First symptoms develop as minute brown to yellow pustules which rupture the epidermis of older leaves, mainly on the underside. With time, they can be surrounded by a halo of yellow chlorotic tissue and may turn darker. Elongated pustules of the same sort may appear on petioles, stems and pods. Leaves may become chlorotic and dry, and may fall off earlier. Defoliation may ensue, with the consequences son yield. Bean rust may kill young plants. On older plants the fungus has a largely negligible effect on yield.

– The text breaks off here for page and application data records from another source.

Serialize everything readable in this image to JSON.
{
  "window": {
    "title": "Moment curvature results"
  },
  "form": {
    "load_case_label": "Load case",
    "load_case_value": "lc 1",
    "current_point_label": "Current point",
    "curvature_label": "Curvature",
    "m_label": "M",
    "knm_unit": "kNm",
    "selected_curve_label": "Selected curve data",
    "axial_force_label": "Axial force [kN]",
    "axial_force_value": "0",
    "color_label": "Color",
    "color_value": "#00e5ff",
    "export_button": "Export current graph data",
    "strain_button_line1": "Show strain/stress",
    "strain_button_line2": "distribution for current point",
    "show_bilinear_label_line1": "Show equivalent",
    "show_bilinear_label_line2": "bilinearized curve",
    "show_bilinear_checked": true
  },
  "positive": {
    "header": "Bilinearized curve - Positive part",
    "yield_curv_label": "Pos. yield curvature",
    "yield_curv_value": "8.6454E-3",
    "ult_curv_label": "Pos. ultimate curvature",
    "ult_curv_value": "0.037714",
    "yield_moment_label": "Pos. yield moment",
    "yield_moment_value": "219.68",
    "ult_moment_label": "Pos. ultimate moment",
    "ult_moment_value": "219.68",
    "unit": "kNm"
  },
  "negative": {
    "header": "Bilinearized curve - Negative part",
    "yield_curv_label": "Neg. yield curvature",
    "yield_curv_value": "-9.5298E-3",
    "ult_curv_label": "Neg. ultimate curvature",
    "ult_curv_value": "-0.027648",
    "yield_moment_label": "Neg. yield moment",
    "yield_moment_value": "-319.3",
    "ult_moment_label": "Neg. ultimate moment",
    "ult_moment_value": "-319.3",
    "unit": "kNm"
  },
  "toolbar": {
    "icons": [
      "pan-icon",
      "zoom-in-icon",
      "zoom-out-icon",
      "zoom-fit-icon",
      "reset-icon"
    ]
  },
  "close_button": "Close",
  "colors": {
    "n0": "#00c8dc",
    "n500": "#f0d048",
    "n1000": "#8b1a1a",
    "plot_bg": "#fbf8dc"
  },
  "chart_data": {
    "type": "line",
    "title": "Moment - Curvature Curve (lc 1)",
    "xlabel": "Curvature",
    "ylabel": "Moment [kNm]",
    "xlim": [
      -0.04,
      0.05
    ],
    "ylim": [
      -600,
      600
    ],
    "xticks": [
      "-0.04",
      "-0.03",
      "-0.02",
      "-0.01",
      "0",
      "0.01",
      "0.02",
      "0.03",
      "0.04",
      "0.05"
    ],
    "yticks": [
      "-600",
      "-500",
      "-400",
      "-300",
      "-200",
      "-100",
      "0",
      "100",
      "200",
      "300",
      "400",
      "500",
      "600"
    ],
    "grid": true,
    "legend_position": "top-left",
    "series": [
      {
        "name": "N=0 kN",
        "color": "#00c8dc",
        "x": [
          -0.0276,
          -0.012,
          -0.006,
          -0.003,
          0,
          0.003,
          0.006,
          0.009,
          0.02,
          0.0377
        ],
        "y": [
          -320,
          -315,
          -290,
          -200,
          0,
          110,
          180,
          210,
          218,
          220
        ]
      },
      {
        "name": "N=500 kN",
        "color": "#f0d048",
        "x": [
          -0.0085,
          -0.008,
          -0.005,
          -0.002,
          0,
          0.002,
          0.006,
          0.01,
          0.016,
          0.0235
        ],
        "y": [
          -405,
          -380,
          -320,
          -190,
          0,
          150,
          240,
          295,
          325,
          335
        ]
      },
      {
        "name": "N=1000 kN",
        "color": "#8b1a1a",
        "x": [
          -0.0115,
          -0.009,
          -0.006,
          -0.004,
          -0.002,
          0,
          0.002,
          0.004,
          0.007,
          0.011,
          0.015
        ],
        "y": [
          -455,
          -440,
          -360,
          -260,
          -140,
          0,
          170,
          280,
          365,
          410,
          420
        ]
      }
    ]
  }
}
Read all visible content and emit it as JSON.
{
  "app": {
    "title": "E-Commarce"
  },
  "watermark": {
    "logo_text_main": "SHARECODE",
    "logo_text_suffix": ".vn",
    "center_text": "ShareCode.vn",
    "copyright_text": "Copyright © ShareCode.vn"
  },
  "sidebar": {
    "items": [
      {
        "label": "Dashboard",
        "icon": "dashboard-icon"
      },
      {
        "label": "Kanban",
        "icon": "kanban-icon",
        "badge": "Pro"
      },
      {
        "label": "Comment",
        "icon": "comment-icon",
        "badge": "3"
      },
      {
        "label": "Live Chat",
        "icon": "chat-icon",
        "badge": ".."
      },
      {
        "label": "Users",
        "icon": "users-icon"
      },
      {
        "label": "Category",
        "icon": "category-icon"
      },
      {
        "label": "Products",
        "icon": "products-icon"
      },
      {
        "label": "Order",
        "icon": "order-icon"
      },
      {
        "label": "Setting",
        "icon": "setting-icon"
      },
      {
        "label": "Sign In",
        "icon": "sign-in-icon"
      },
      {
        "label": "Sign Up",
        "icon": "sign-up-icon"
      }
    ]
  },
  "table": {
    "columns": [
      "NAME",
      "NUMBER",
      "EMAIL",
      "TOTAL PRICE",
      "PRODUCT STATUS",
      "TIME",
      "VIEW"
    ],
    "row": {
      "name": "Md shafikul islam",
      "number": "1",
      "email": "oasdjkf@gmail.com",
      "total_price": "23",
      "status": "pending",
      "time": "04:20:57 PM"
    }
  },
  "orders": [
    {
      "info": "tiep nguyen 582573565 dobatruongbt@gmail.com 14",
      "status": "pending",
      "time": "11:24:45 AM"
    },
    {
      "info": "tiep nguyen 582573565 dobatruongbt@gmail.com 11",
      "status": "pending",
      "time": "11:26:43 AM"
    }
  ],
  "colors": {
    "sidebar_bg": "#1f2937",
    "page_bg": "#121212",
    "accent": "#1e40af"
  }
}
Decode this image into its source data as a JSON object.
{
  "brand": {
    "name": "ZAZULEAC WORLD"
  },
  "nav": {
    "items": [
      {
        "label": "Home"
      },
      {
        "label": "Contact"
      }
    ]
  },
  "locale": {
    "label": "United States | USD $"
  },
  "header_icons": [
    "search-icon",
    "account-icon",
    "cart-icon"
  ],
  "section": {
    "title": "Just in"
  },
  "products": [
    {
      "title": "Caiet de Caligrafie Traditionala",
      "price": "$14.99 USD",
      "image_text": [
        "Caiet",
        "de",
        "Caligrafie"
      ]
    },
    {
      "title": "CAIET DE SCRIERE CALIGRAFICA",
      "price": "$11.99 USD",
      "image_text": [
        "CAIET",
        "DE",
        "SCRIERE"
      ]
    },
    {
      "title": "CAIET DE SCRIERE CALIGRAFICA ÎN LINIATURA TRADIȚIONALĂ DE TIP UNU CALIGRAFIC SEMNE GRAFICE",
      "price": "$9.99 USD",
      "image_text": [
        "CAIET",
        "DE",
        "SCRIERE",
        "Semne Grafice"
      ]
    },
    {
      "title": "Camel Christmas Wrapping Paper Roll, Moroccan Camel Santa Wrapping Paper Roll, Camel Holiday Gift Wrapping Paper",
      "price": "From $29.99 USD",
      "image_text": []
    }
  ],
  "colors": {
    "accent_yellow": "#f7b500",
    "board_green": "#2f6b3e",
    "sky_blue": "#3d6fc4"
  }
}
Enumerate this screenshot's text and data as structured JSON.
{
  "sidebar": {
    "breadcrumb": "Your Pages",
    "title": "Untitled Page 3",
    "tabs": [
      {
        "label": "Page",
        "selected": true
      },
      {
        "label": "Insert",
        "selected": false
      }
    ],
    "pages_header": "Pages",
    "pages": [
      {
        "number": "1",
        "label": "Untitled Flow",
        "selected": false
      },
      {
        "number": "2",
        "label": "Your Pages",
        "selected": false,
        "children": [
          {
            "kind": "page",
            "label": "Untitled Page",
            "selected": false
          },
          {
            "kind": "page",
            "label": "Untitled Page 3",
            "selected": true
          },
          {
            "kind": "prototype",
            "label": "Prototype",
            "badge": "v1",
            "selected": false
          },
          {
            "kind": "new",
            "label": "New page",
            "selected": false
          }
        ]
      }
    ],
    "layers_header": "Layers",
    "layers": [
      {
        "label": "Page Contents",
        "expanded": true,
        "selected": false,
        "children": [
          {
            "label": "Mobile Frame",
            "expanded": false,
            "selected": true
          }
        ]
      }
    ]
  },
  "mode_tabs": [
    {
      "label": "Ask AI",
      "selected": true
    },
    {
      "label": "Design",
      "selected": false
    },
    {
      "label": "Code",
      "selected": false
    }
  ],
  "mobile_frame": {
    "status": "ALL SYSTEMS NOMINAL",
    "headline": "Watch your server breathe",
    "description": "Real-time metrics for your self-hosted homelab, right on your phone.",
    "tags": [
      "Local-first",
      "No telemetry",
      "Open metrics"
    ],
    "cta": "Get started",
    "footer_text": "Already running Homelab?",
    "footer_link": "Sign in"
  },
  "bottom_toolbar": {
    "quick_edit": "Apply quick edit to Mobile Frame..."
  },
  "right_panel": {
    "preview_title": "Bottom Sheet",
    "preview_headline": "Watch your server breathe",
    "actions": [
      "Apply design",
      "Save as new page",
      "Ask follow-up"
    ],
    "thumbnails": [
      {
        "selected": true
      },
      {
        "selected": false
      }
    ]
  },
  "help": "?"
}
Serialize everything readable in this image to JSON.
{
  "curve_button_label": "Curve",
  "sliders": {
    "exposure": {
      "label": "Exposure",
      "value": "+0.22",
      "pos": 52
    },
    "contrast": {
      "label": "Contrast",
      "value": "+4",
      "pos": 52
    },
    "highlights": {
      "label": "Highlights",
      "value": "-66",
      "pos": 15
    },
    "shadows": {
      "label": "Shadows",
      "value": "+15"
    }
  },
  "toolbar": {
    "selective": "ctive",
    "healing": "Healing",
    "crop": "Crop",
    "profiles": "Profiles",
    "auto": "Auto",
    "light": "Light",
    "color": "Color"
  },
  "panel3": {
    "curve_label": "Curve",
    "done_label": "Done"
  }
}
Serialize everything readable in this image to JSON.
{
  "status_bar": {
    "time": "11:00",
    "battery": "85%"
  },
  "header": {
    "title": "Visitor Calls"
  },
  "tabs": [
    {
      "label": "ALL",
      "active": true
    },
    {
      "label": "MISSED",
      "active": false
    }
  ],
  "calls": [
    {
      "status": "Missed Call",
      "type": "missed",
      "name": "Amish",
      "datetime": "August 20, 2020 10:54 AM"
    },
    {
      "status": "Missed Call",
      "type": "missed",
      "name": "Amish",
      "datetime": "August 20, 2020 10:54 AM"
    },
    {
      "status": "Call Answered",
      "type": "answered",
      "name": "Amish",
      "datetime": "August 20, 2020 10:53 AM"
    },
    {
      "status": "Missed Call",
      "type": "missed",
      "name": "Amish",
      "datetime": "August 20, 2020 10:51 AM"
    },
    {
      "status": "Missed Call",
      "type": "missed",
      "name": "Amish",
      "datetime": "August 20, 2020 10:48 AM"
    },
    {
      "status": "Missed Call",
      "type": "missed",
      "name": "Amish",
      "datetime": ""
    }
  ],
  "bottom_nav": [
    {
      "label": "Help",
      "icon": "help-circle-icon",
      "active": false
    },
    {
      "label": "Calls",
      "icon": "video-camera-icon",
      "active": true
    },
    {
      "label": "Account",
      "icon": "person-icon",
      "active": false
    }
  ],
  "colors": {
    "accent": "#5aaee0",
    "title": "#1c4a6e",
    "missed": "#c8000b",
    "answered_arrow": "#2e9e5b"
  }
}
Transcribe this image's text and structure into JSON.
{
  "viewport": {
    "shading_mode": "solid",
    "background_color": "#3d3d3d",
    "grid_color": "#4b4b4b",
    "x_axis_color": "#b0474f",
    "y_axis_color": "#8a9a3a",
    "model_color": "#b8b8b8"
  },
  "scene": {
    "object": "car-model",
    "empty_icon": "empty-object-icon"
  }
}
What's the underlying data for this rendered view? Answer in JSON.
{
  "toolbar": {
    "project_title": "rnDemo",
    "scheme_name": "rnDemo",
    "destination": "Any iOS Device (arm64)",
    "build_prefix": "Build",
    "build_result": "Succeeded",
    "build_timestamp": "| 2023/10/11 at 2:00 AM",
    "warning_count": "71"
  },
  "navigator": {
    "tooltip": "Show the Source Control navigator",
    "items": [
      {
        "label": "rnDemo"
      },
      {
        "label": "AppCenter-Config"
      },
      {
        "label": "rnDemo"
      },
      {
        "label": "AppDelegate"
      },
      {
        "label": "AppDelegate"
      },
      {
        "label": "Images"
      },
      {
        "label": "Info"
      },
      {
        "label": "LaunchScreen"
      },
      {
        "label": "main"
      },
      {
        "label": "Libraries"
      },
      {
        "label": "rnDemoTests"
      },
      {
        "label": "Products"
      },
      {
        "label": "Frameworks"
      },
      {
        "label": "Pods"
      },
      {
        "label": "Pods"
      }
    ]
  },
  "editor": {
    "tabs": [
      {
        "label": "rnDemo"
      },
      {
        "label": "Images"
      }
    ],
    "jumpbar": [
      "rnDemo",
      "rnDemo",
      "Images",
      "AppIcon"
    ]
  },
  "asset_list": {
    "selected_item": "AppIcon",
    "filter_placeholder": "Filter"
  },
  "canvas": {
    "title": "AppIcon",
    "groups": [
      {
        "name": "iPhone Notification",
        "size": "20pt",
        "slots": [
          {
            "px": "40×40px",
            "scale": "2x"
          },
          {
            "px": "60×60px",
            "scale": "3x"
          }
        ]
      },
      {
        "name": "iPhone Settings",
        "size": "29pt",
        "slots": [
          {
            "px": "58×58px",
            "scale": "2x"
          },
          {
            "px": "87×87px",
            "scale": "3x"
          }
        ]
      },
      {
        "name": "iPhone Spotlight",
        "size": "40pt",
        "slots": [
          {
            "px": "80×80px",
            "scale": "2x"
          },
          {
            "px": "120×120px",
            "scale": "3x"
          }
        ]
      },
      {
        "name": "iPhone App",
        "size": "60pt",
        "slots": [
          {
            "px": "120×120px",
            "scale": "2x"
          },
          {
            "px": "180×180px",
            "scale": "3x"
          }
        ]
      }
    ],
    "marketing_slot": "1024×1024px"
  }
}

The fungus Uromyces appendiculatus overwinters in plant residues in the soil. It is an obligate parasite, which means that it needs plant tissues to survive. The initial infection occurs when the spores are dispersed onto the plants via wind, water and through insects. The fungus thrives in high humidity and elevated temperatures. Spores can spread very rapidly in these conditions. The disease is more severe under prolonged periods of warm, moist weather.
Bio-insecticides based on Bacillus subtilis, Arthrobacter and Streptomyces species have a marked effect on the progression of the disease.
Always consider an integrated approach with preventive measures together with biological treatments. Triazole and strobilurin fungicides show promising results in controlling bean rust.
Plant resistant or tolerant varieties.,Do not plant beans on infected spots.,Intercrop with non-host crops such as maize.,Eliminate weeds and volunteer plants from the field.,Avoid excess irrigation and do not use overhead sprinklers.,Cut off and remove all infected parts.,After cropping, clear up and dispose of all plant debris.,Carefully choose and schedule planting dates and irrigation to avoid long periods of leaf wetness when temperatures are high.,Avoid excessive nitrogen use and ensure adequate potassium fertilization.